Date of Award
Many applications utilize rare earths as a part of their essential composition, such as: Ni-MH batteries, glass screen, magnets, fluorescent lightning, etc. These reactive elements are normally found as an oxide compound due to their affinity with oxygen. Their oxide formation exhibits a high standard free energy, which make them really stable. Consequently, extracting rare earths cannot be easily done with a simple acid-base reaction.
It has been known that there are two reduction ways to extract rare earth, metallothermic reduction and molten salt electrolysis process. Metallothermic method is determined by standard free energy formation, melting point, boiling point, vapor pressure, viscosity, and density. As for molten salt electrolysis, it is not only determined with those factors, but also a decomposition potential. Molten salt or fused salt is used as an electrolyte, because it has an excellent electric conductivity, heat capacity, and can also act as a solvent.

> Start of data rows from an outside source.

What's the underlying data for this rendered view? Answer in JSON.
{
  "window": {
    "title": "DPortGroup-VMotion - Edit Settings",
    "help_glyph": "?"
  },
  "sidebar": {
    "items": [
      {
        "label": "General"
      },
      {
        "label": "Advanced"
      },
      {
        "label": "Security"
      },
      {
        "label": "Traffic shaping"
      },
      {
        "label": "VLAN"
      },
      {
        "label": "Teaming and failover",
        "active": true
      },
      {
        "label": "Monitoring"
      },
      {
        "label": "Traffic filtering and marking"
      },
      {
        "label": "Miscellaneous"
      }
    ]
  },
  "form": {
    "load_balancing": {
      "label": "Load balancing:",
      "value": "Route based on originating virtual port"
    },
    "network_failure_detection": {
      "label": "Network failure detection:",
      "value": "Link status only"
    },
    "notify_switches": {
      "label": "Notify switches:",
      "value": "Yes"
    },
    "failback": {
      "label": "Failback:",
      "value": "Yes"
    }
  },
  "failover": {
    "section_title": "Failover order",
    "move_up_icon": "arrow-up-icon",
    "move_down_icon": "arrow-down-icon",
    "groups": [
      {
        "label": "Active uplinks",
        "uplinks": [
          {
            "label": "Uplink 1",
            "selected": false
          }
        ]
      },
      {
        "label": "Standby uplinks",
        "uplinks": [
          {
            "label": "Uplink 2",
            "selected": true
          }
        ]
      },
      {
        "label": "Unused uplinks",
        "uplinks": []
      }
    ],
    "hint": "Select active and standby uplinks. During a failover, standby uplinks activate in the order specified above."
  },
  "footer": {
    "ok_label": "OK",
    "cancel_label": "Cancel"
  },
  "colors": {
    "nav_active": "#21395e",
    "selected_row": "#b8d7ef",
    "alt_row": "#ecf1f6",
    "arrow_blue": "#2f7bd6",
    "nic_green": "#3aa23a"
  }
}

This work presents a comprehensive study on thermodynamic considerations of molten salt electrolysis for rare earth metals. Related publications' results are analyzed and summarized. It reveals that a mixture of molten salts can help reduce the melting point (at its eutectic point) and increase their electric conductivity. Furthermore, rare earth fluoride as a solvent can help increase the rare earth oxide solubility as the feed, while alkali metals exhibit a contrast result. A higher temperature also result in higher solubility. In chloride molten salt electrolysis, a stable divalent ion will be produced and result in a low current efficiency. Fluoride molten salt electrolysis has higher current efficiency than the chloride system, yet it requires more energy consumption due to a higher decomposition potential in fluoride system.
E-pO2- diagram was constructed, modeled and implemented for providing essential information in the reduction process of rare earths by using STABCAL program. This work selects neodymium in a 75mole%LiF-25mole%NdF3 system to produce neodymium by molten electrolysis at 750oC. E-pO2- diagram showed the value of the decomposition potential of Nd, which is -5.08 volts calculated from Kubaschewski databases and -4.98 volts calculated from HSC databases. This is confirmed with the similar decomposition potential determined by V.A. Grebnev and V.P. Dmitrienko (2007) experiment that is 4-8 volt using similar conditions. At 5.5volts applied potential, the E-pO2- diagram also showed a tendency of Nd metal to decompose rather than Li metal (higher driving force) with an overvoltage () 0.425volts for Nd and 0.153volts for Li.
Gunawan, Arwin, "Thermodynamic Considerations in Molten Salt Electrolysis for Rare Earth Metals" (2015). Graduate Theses & Non-Theses. 22.